Task prompt —
For each line of the data that includes the word "count", copy the line.

+++ Provided entries

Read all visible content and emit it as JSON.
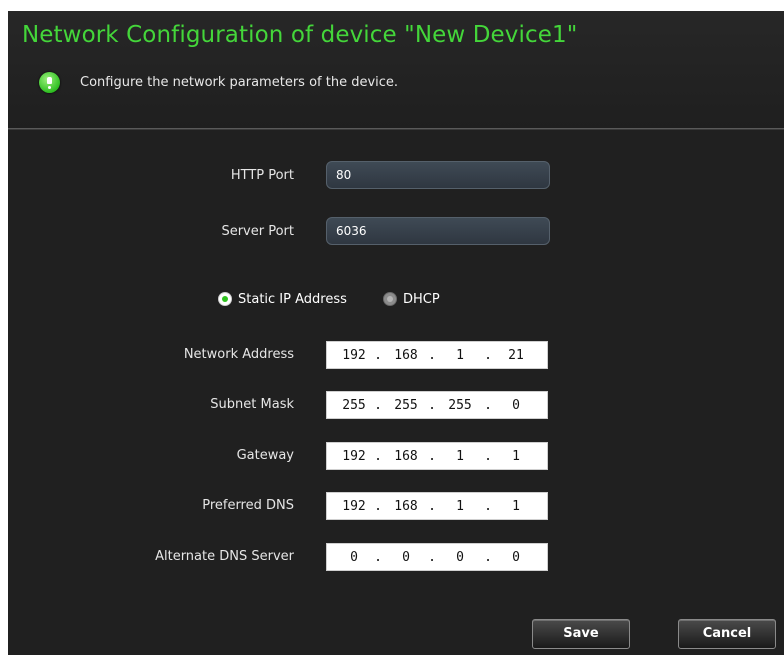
{
  "dialog": {
    "title": "Network Configuration of device \"New Device1\"",
    "hint": "Configure the network parameters of the device."
  },
  "ports": {
    "http_label": "HTTP Port",
    "http_value": "80",
    "server_label": "Server Port",
    "server_value": "6036"
  },
  "ip_mode": {
    "static_label": "Static IP Address",
    "dhcp_label": "DHCP",
    "selected": "static"
  },
  "network": {
    "address_label": "Network Address",
    "address": [
      "192",
      "168",
      "1",
      "21"
    ],
    "mask_label": "Subnet Mask",
    "mask": [
      "255",
      "255",
      "255",
      "0"
    ],
    "gateway_label": "Gateway",
    "gateway": [
      "192",
      "168",
      "1",
      "1"
    ],
    "dns1_label": "Preferred DNS",
    "dns1": [
      "192",
      "168",
      "1",
      "1"
    ],
    "dns2_label": "Alternate DNS Server",
    "dns2": [
      "0",
      "0",
      "0",
      "0"
    ]
  },
  "buttons": {
    "save": "Save",
    "cancel": "Cancel"
  },
  "colors": {
    "title_green": "#44d63a",
    "background": "#202020",
    "radio_selected": "#2fc21f"
  },
  "icons": {
    "hint": "info-bubble-icon"
  }
}
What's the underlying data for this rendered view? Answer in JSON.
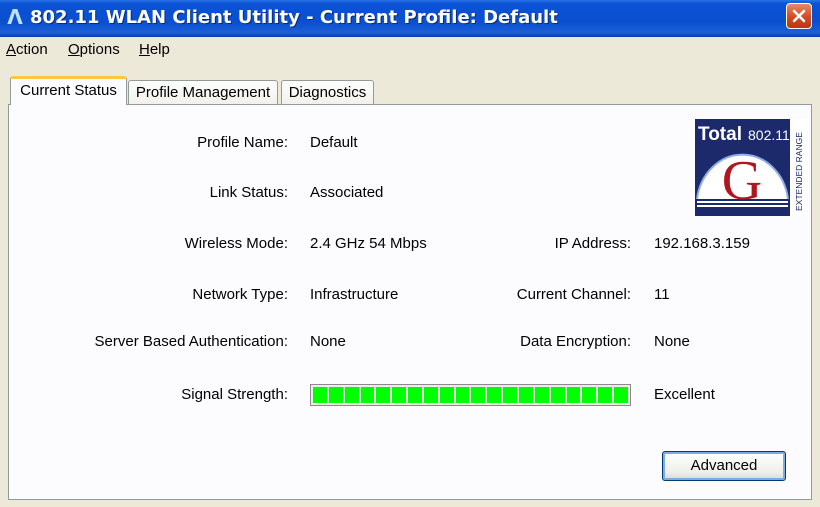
{
  "window": {
    "title": "802.11 WLAN Client Utility - Current Profile: Default",
    "app_icon": "Λ"
  },
  "menu": {
    "items": [
      {
        "label_ul": "A",
        "label_rest": "ction"
      },
      {
        "label_ul": "O",
        "label_rest": "ptions"
      },
      {
        "label_ul": "H",
        "label_rest": "elp"
      }
    ]
  },
  "tabs": [
    "Current Status",
    "Profile Management",
    "Diagnostics"
  ],
  "status": {
    "profile_name_label": "Profile Name:",
    "profile_name": "Default",
    "link_status_label": "Link Status:",
    "link_status": "Associated",
    "wireless_mode_label": "Wireless Mode:",
    "wireless_mode": "2.4 GHz 54 Mbps",
    "ip_address_label": "IP Address:",
    "ip_address": "192.168.3.159",
    "network_type_label": "Network Type:",
    "network_type": "Infrastructure",
    "current_channel_label": "Current Channel:",
    "current_channel": "11",
    "server_auth_label": "Server Based Authentication:",
    "server_auth": "None",
    "data_encryption_label": "Data Encryption:",
    "data_encryption": "None",
    "signal_strength_label": "Signal Strength:",
    "signal_strength": "Excellent",
    "signal_level": 1.0,
    "signal_segments": 20
  },
  "logo": {
    "top_text": "Total",
    "top_number": "802.11",
    "letter": "G",
    "side_text": "EXTENDED RANGE"
  },
  "buttons": {
    "advanced": "Advanced"
  },
  "colors": {
    "signal_bar": "#00ff00",
    "titlebar": "#0b4fd0",
    "active_tab_accent": "#ffc83c"
  }
}
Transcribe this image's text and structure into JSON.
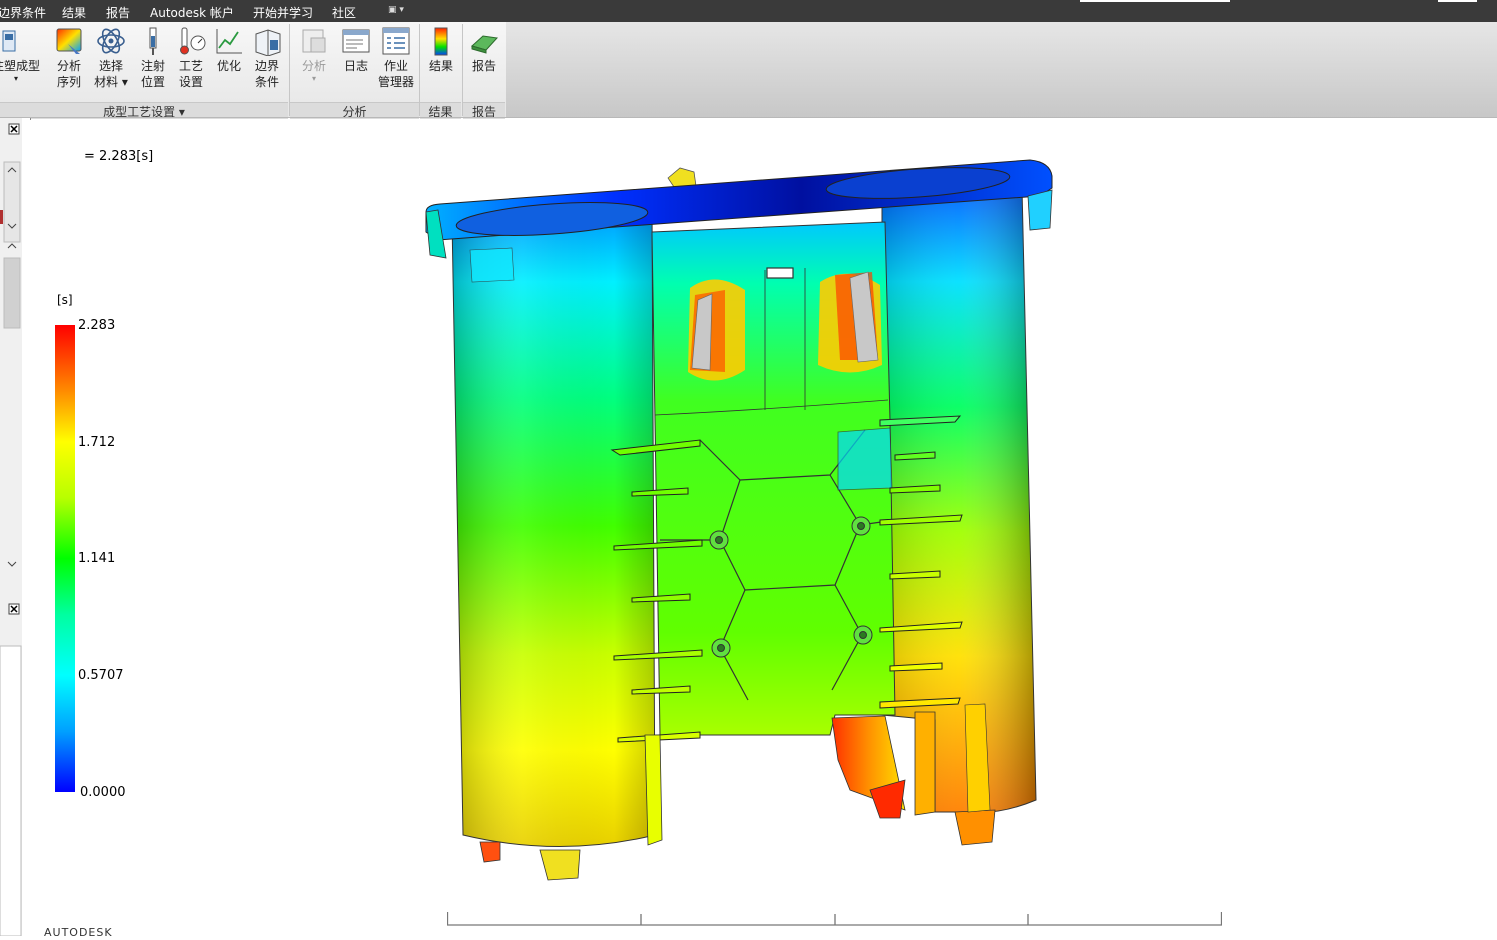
{
  "menubar": {
    "items": [
      "边界条件",
      "结果",
      "报告",
      "Autodesk 帐户",
      "开始并学习",
      "社区"
    ]
  },
  "ribbon": {
    "groups": [
      {
        "title": "成型工艺设置 ▾",
        "buttons": [
          {
            "label1": "注塑成型",
            "label2": "▾",
            "icon": "mold-icon"
          },
          {
            "label1": "分析",
            "label2": "序列",
            "icon": "analysis-sequence-icon"
          },
          {
            "label1": "选择",
            "label2": "材料 ▾",
            "icon": "select-material-icon"
          },
          {
            "label1": "注射",
            "label2": "位置",
            "icon": "injection-location-icon"
          },
          {
            "label1": "工艺",
            "label2": "设置",
            "icon": "process-settings-icon"
          },
          {
            "label1": "优化",
            "label2": "",
            "icon": "optimize-icon"
          },
          {
            "label1": "边界",
            "label2": "条件",
            "icon": "boundary-conditions-icon"
          }
        ]
      },
      {
        "title": "分析",
        "buttons": [
          {
            "label1": "分析",
            "label2": "▾",
            "icon": "analyze-icon",
            "disabled": true
          },
          {
            "label1": "日志",
            "label2": "",
            "icon": "log-icon"
          },
          {
            "label1": "作业",
            "label2": "管理器",
            "icon": "job-manager-icon"
          }
        ]
      },
      {
        "title": "结果",
        "buttons": [
          {
            "label1": "结果",
            "label2": "",
            "icon": "results-icon"
          }
        ]
      },
      {
        "title": "报告",
        "buttons": [
          {
            "label1": "报告",
            "label2": "",
            "icon": "report-icon"
          }
        ]
      }
    ]
  },
  "viewport": {
    "time_label": "= 2.283[s]",
    "unit": "[s]",
    "legend": [
      "2.283",
      "1.712",
      "1.141",
      "0.5707",
      "0.0000"
    ],
    "brand": "AUTODESK"
  },
  "colors": {
    "menubar": "#3a3a3a",
    "accent": "#0078d7"
  }
}
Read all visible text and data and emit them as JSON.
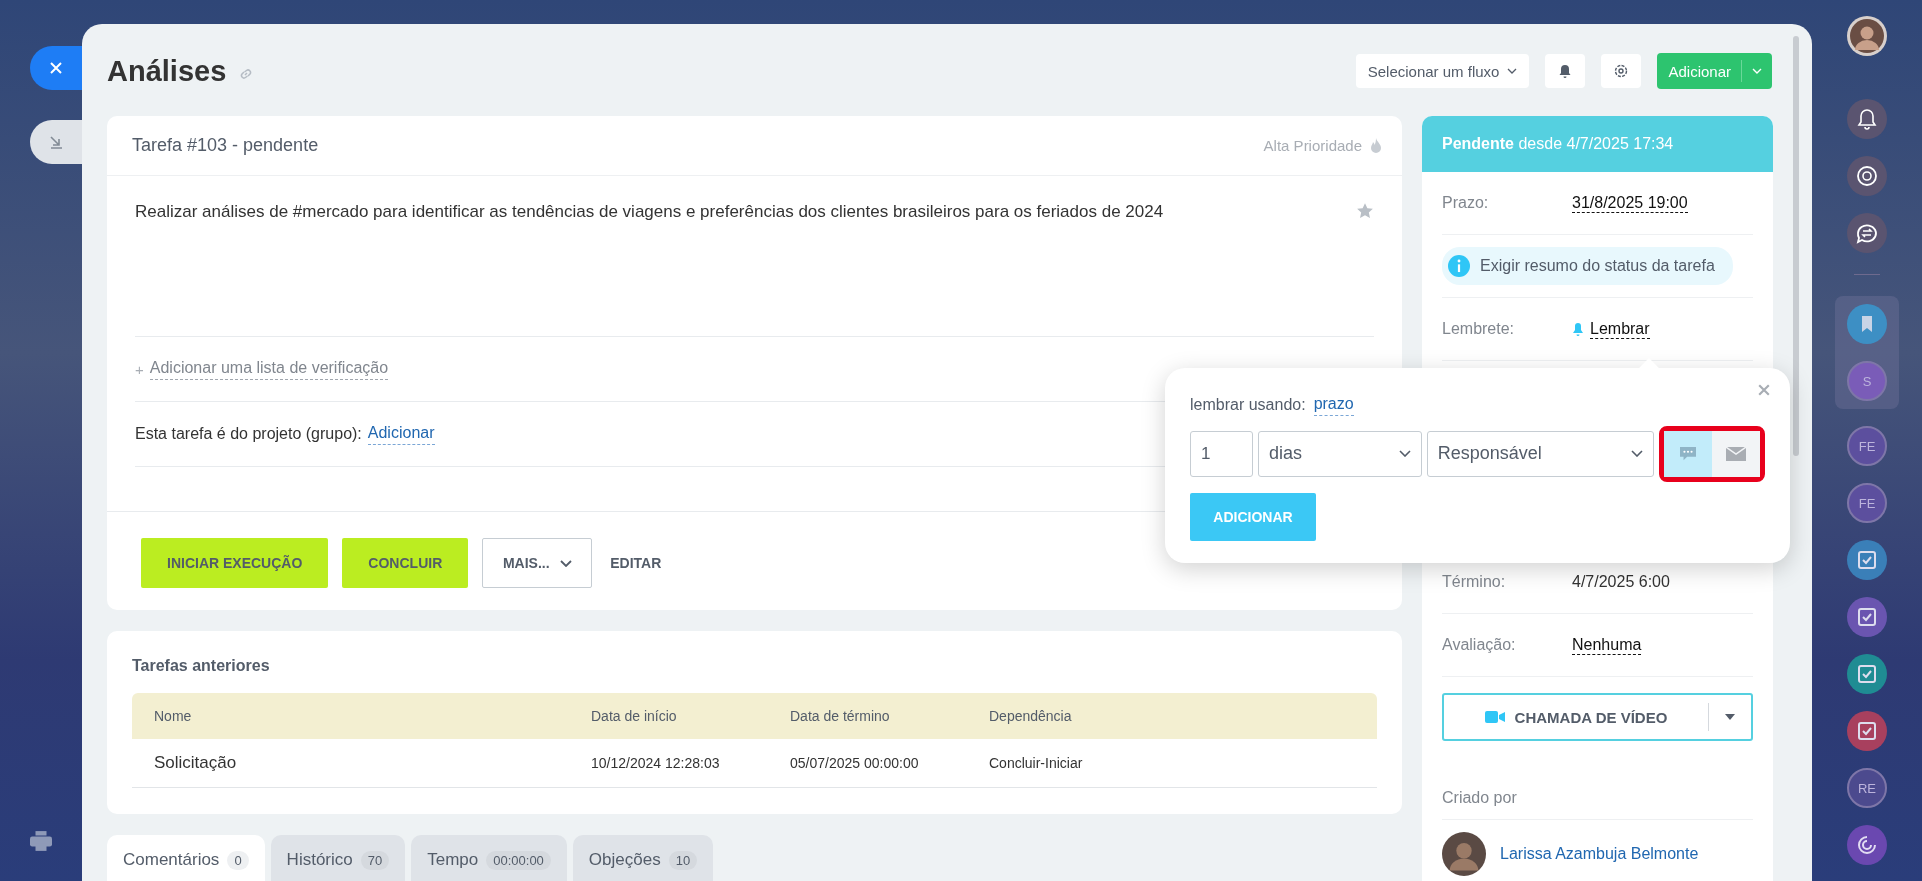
{
  "page": {
    "title": "Análises"
  },
  "header": {
    "flow_select": "Selecionar um fluxo",
    "add_button": "Adicionar"
  },
  "task": {
    "title": "Tarefa #103 - pendente",
    "priority": "Alta Prioridade",
    "starred": false,
    "description": "Realizar análises de #mercado para identificar as tendências de viagens e preferências dos clientes brasileiros para os feriados de 2024",
    "checklist_prefix": "+",
    "checklist_link": "Adicionar uma lista de verificação",
    "project_label": "Esta tarefa é do projeto (grupo):",
    "project_link": "Adicionar",
    "actions": [
      {
        "kind": "primary",
        "label": "INICIAR EXECUÇÃO"
      },
      {
        "kind": "primary",
        "label": "CONCLUIR"
      },
      {
        "kind": "dropdown",
        "label": "MAIS..."
      },
      {
        "kind": "link",
        "label": "EDITAR"
      }
    ]
  },
  "previous_tasks": {
    "title": "Tarefas anteriores",
    "columns": [
      "Nome",
      "Data de início",
      "Data de término",
      "Dependência"
    ],
    "rows": [
      [
        "Solicitação",
        "10/12/2024 12:28:03",
        "05/07/2025 00:00:00",
        "Concluir-Iniciar"
      ]
    ]
  },
  "tabs": [
    {
      "label": "Comentários",
      "count": "0",
      "selected": true
    },
    {
      "label": "Histórico",
      "count": "70",
      "selected": false
    },
    {
      "label": "Tempo",
      "count": "00:00:00",
      "selected": false
    },
    {
      "label": "Objeções",
      "count": "10",
      "selected": false
    }
  ],
  "sidebar": {
    "status": "**Pendente** desde 4/7/2025 17:34",
    "fields": [
      {
        "kind": "editable",
        "label": "Prazo:",
        "value": "31/8/2025 19:00"
      },
      {
        "kind": "notice",
        "text": "Exigir resumo do status da tarefa"
      },
      {
        "kind": "reminder",
        "label": "Lembrete:",
        "value": "Lembrar"
      },
      {
        "kind": "plain",
        "label": "Término:",
        "value": "4/7/2025 6:00"
      },
      {
        "kind": "editable",
        "label": "Avaliação:",
        "value": "Nenhuma"
      }
    ],
    "video_button": "CHAMADA DE VÍDEO",
    "created_by": {
      "label": "Criado por",
      "name": "Larissa Azambuja Belmonte"
    }
  },
  "reminder_popup": {
    "using_label": "lembrar usando:",
    "using_link": "prazo",
    "amount": "1",
    "unit": "dias",
    "recipient": "Responsável",
    "channels": [
      {
        "kind": "message",
        "selected": true
      },
      {
        "kind": "email",
        "selected": false
      }
    ],
    "add_button": "ADICIONAR"
  },
  "right_rail": [
    {
      "kind": "bell"
    },
    {
      "kind": "target"
    },
    {
      "kind": "chat"
    },
    {
      "kind": "bookmark",
      "color": "#3d8fc4"
    },
    {
      "kind": "initials",
      "text": "S",
      "color": "#7a5cb8"
    },
    {
      "kind": "initials",
      "text": "FE",
      "color": "#5c4f9e"
    },
    {
      "kind": "initials",
      "text": "FE",
      "color": "#5c4f9e"
    },
    {
      "kind": "task",
      "color": "#3a7fb8"
    },
    {
      "kind": "task",
      "color": "#6a55b0"
    },
    {
      "kind": "task",
      "color": "#1f8c93"
    },
    {
      "kind": "task",
      "color": "#a8405e"
    },
    {
      "kind": "initials",
      "text": "RE",
      "color": "#4c4a8e"
    },
    {
      "kind": "swirl",
      "color": "#6a48b0"
    }
  ]
}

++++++

Written response —
      "count": "0",
      "count": "70",
      "count": "00:00:00",
      "count": "10",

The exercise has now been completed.